Termites can create mounds that are hundreds of times their own size, working independently without communication or a leader. Inspired by the creatures, scientists have created robots that use just a few simple rules and environmental cues to build castle-like structures and pyramids.
The robots all work independently. Each travels along a grid and can move, climb a step and lift and put down bricks. And they use sensors to detect other robots and existing bricks, and react to these stimuli according to a simple set of rules, such as when to lay a brick or climb a step higher. The template for each three-dimensional structure is translated into a specific set of ‘traffic rules’ and combined with fixed laws of robot behaviour, says co-author Justin Werfel, a computer scientist at Harvard University in Cambridge, Massachusetts. His team’s results appear today in Science1.
The idea of combining traffic rules and robot behaviour is “brilliant from an engineering perspective”, says Alcherio Martinoli, a roboticist at the Swiss Federal Institute of Technology in Lausanne. “It just decouples a complex reverse-engineering problem into two pieces of information which have to work together,” says Martinoli, who was not involved in the work.
Robots are useful in places that for humans would be “dirty, dangerous and dull”, says Werfel. This means that such swarms could be useful for the first construction project on Mars, or in the more immediate future, for building levees to protect against flooding.
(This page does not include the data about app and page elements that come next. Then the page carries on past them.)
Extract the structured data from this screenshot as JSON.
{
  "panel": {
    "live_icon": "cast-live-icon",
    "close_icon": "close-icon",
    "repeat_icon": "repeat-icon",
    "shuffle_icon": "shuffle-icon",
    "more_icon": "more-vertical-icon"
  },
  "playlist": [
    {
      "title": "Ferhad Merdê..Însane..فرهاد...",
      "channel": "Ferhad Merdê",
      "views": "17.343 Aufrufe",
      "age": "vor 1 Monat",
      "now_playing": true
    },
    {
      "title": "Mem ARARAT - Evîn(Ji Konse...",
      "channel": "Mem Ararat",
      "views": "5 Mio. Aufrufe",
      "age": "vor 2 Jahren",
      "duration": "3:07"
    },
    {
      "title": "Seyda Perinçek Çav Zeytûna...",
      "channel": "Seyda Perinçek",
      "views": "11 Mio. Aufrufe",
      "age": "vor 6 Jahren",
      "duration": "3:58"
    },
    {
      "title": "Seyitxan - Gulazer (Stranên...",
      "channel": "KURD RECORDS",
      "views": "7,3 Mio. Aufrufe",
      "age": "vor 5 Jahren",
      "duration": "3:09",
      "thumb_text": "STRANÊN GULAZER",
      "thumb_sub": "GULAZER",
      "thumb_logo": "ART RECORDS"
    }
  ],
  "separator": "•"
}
Independently acting robots make for a robust system, he adds. “If some got swept away by the flood, the others wouldn’t have to change what they’re doing.”
Another advantage is scalability, he says. “If you wanted to take the system and apply it to a much bigger flood, all you have to do is add more. Nothing in their programming depends on how many there are.”
Stop breadboarding and soldering – start making immediately! Adafruit’s Circuit Playground is jam-packed with LEDs, sensors, buttons, alligator clip pads and more. Build projects with Circuit Playground in a few minutes with the drag-and-drop MakeCode programming site, learn computer science using the CS Discoveries class on code.org, jump into CircuitPython to learn Python and hardware together, TinyGO, or even use the Arduino IDE. Circuit Playground Express is the newest and best Circuit Playground board, with support for CircuitPython, MakeCode, and Arduino. It has a powerful processor, 10 NeoPixels, mini speaker, InfraRed receive and transmit, two buttons, a switch, 14 alligator clip pads, and lots of sensors: capacitive touch, IR proximity, temperature, light, motion and sound. A whole wide world of electronics and coding is waiting for you, and it fits in the palm of your hand.
Have an amazing project to share? The Electronics Show and Tell is every Wednesday at 7:30pm ET! To join, head over to YouTube and check out the show’s live chat – we’ll post the link there.
Join us every Wednesday night at 8pm ET for Ask an Engineer!
Maker Business — How 3M is able to ramp up production of N95 masks
Wearables — Flip UV on its head
Electronics — To Y5V or not to Y5V?
Biohacking — Vitamin-C + Gelatin for Accelerated Recovery
Python for Microcontrollers — Virtually Maker Faire, HackSpace Magazine, and more! #Python #Adafruit #CircuitPython @circuitpython @micropython @ThePSF
Adafruit IoT Monthly — Cosmo Clock, Low Powered Widlife Camera, and more!
Microsoft MakeCode — Arcade Mini Game in a Text Adventure
No comments yet.
Sorry, the comment form is closed at this time.